in Kentucky, Media Mindfulness

Stories that Save Places: Black Mountain in Eastern Kentucky

The National Trust for Historic Preservation selected Black Mountain and its adjacent towns, Benham and Lynch in Harlan County, Kentucky as one of the 11 most endangered places in the United States this year.  Local activists advocated for this designation out of a lifelong commitment to their home, and as a measure to abate the possibility of a strip mine on Black Mountain.

WMMT Mountain Community Radio in Eastern Kentucky did a great piece on this effort, featuring some of the folks who advocated for this designation.

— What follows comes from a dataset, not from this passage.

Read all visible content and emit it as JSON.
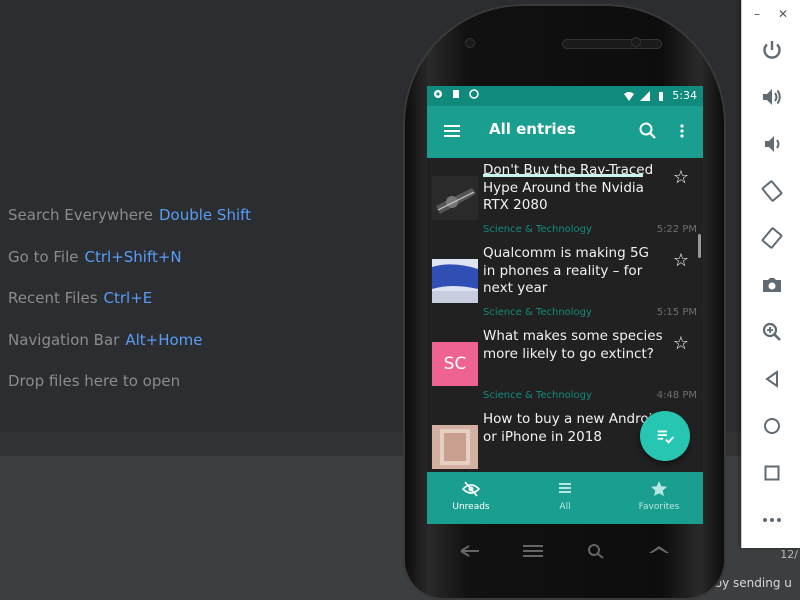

Strip mining would destroy the towns’ water supply, effectively evacuating its people.  Right now their water is so pure that families make day trips up Black Mountain to cup the spring water in their hands and drink it mountainside.  In 2008 I was able to get a sip of mountain water while visiting Benham.

People everywhere fight to preserve their homes.  In Khirki Village, New Delhi people suffer the threat of massive construction projects that could displace thousands.  Not every community is in the position to argue that its land should be preserved because of its historical relevance, but some are, and all places have a story worth sharing.  It’s harder to ruin a place when its story is alive.

2 responses to “Stories that Save Places: Black Mountain in Eastern Kentucky”

  1. […] original here: CoLab Radio » Blog Archive » Stories that Save Places: Black … This entry was posted in Community Blog and tagged benham, black, black-mountain, county, […]

  2. Aaron Adams says:

    Unfortunately, it seems that people and companies often do not consider the ramifications of some of the projects that they carry out for the purposes of making money. Sometimes the land, the animals, and the people can never fully recover. I agree when you have a place that is special and magical to you, you should fight to protect it.

  3. Malia Lazu says:

    It is so heartbreaking the choices poor communities have to make to survive.